The inevitable question
You’re at a party or a gathering of some sort and you’re flexing your extrovert muscles. Small talk is the worst, but you know it’s necessary at times and can, on occasion, lead to some deeper conversation and perhaps a connection with a new friend.
Then, like a car careening around a corner at breakneck speed, it happens. The question that most writers and introverts dread more than dental work is thrust into the conversation and you’re faced with choosing one of a dozen practiced responses.
Even before you stumble through the best one you already know it’s going to sound lame.
I’m a writer?
God in heaven, what have you done?
You’ve just opened the subterranean gates of terror and released the Cracken of all opportunistic follow-up questions.
Really? What have you written?
Anything I’ve read?
Do you have a book deal?
Who’s your publisher?
Did you put on fresh underwear today?
Ok, maybe that last question is over the top personal but so are the others. Outing ourselves as writers invites all kinds of questions that we introverted creators would quite happily never choose to willingly address.
We write. We create. Leave us alone, but buy a book or something before you go. Thanks!
But there you are anyway. Fresh meat on the altar of the interrogative with your conversational partner salivating as he awaits your response.
He sniffs the sweet aroma of the coming kill like a lioness hunting her prey. Soon, you both know, it will be over and you’ll feel worse about yourself than ever before…if you survive at all.
Wait, wait…wait… It doesn’t have to be this way
You don’t have to offer yourself as a sacrifice to the sadistic gods of small talk any longer. There are better ways to respond to this question of all questions that evokes considerably less agitation and reduces the intestinal rumbling that often accompanies just such a situation.
The problem for most writers is the term: writer
Saying you’re a writer is like saying you’re a human. There is so much more to being a writer -and a human for that matter- than simply labeling yourself as such.
You’re a male or female human with various roles. You’re a mother or father; You’re an introvert or you pretend not to be; Your a compassionate person who is moved by the suffering of others.
See what I mean? You’ve created a framework around your humanity.
How to create a framework around your role as a writer
Let’s look at how to create this framework using the writer’s framework below:
- Genre & Specialty
- Relevant Role(s)
Lead with your title. It’s establishes a broad heading under which you will list the other aspects of what being a writer means in your case.
Mention your genre and your specialty. Your genre is one of the typical one we all know, poetry, fiction, non-fiction. Then drill down and call out your specialty. Your specialty could be historical or how-to non-fiction, biographical or mystery novels, romantic or modern poetry, etc.
Now specify where you publish. Almost everyone publishes on Amazon, Apple iBooks, or on their own website. Call it out and plant your flag.

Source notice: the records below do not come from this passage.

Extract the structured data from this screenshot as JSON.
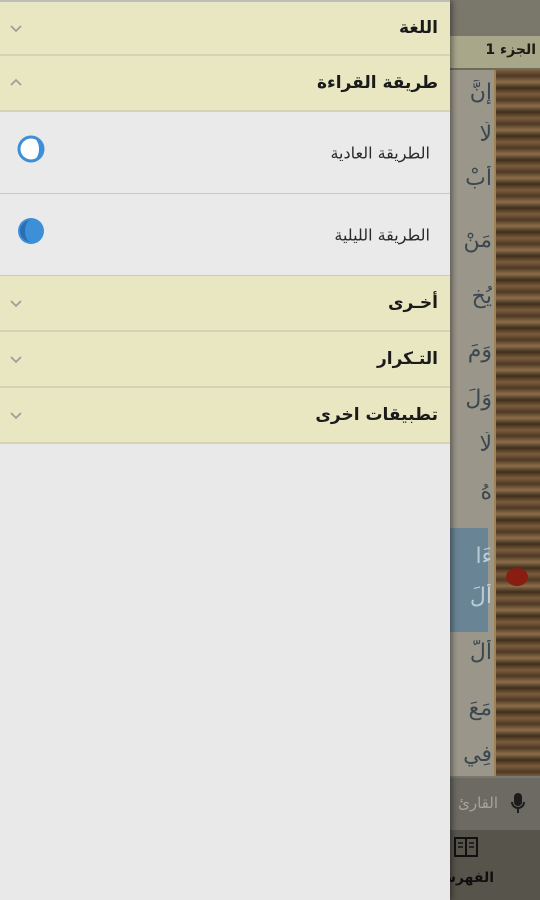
{
  "background_app": {
    "juz_label": "الجزء 1",
    "verse_fragments": [
      "إِنَّ",
      "لَا",
      "أَبْ",
      "مَنْ",
      "يُخ",
      "وَمَ",
      "وَلَ",
      "لَا",
      "هُ",
      "ءَا",
      "أَلَ",
      "أَلَّ",
      "مَعَ",
      "فِي"
    ],
    "search_placeholder": "القارئ",
    "index_label": "الفهرس",
    "mic_icon": "microphone-icon",
    "index_icon": "book-icon"
  },
  "drawer": {
    "sections": {
      "language": {
        "title": "اللغة",
        "expanded": false
      },
      "reading_mode": {
        "title": "طريقة القراءة",
        "expanded": true,
        "options": [
          {
            "label": "الطريقة العادية",
            "icon": "day-mode-icon"
          },
          {
            "label": "الطريقة الليلية",
            "icon": "night-mode-icon"
          }
        ]
      },
      "other": {
        "title": "أخـرى",
        "expanded": false
      },
      "repetition": {
        "title": "التـكرار",
        "expanded": false
      },
      "other_apps": {
        "title": "تطبيقات اخرى",
        "expanded": false
      }
    }
  },
  "colors": {
    "section_bg": "#e9e6c2",
    "accent_blue": "#3d8fd8"
  }
}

Mention a relevant role that naturally accompanies your writing. You might offer coaching to clients, consulting to corporations, or mentoring to young writers.
Putting it all together
- You’re a writer, blogger, author, etc. (title)
- You write poetry, fiction, novels, non-fiction, whatever (genre& specialty)
- You publish your writing on a blog, on Amazon, or Apple iBooks, Medium, etc. (publisher)
- You do something else around your writing: coaching, teaching, mentoring, etc. (relevant roles)
I was at a brunch on Sunday with some new friends. Specifically, they are the family of my girlfriend’s brother. It was my first time I was being introduced to them and in talking with a nice fellow, Tom, the question invariably came up.
Here’s how I responded, more or less:
I’m a writer. (pause for reaction). I write mainly non-fiction books and publish them on Amazon or sell them directly via my website, BarryMorris.net. I offer coaching and I teach a subscription course for writers who want to make more money from their writing.”
In those few sentences, I hit all four elements in the writer’s framework and in so doing, answered questions before Tom formulated them in his head. In my book, Becoming Irresistible, I talk about ‘sacrificing objections on the altar of the sale.’ By this I mean that if you can bring up the objections a reader might have to your offer -and fully answer them- before they think of them, the sale goes forward.
In conversing with Tom, I answered all the objections / follow-up questions he most like would’ve asked. The writer’s framework allowed me to hit all these points and eliminate a situation where I might’ve flubbed up my response and appeared uncertain or confused, neither of which appealed to me.
Going forward, here’s what you need to do
Work through the writer’s framework and see how succinctly and naturally you can answer the question. Try out a few versions and if you’d like, drop it into a comment below. I’d love to hear from you and hear how the framework works for you!